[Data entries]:

● ● ● ●

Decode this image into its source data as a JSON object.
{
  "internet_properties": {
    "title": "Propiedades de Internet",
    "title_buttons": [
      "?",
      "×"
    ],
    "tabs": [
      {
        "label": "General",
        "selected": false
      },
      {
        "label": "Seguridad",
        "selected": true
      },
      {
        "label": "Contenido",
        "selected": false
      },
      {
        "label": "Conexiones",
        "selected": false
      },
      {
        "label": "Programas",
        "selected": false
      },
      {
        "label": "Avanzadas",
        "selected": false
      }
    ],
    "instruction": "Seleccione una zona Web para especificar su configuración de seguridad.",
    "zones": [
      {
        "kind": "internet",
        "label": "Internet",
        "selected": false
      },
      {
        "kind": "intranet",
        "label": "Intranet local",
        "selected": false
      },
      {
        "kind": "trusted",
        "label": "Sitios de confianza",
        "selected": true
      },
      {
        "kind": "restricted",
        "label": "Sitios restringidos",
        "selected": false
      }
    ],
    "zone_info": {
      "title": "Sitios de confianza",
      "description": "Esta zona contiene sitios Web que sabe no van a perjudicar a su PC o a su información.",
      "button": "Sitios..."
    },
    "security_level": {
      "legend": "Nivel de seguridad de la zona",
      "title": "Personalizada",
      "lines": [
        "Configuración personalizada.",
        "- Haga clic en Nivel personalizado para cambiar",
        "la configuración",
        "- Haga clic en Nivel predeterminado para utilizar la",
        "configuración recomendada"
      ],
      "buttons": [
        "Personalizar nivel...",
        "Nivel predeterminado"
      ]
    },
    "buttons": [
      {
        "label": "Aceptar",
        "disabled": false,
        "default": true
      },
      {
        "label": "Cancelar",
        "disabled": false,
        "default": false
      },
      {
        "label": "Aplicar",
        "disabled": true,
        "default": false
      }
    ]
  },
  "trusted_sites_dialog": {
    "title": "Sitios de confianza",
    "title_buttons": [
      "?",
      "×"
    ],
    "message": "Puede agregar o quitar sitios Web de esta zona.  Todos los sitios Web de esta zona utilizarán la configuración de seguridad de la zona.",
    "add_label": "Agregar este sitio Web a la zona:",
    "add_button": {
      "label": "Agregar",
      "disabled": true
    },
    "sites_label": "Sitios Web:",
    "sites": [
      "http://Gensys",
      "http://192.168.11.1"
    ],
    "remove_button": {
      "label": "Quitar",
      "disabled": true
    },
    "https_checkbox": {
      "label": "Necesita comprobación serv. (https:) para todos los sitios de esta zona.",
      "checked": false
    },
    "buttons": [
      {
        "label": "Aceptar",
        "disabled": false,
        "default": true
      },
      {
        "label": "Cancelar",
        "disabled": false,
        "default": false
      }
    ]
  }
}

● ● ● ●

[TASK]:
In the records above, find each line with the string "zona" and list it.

[SOLUTION FOR THIS EXERCISE]:
    "instruction": "Seleccione una zona Web para especificar su configuración de seguridad.",
      "description": "Esta zona contiene sitios Web que sabe no van a perjudicar a su PC o a su información.",
      "legend": "Nivel de seguridad de la zona",
    "message": "Puede agregar o quitar sitios Web de esta zona.  Todos los sitios Web de esta zona utilizarán la configuración de seguridad de la zona.",
    "add_label": "Agregar este sitio Web a la zona:",
      "label": "Necesita comprobación serv. (https:) para todos los sitios de esta zona.",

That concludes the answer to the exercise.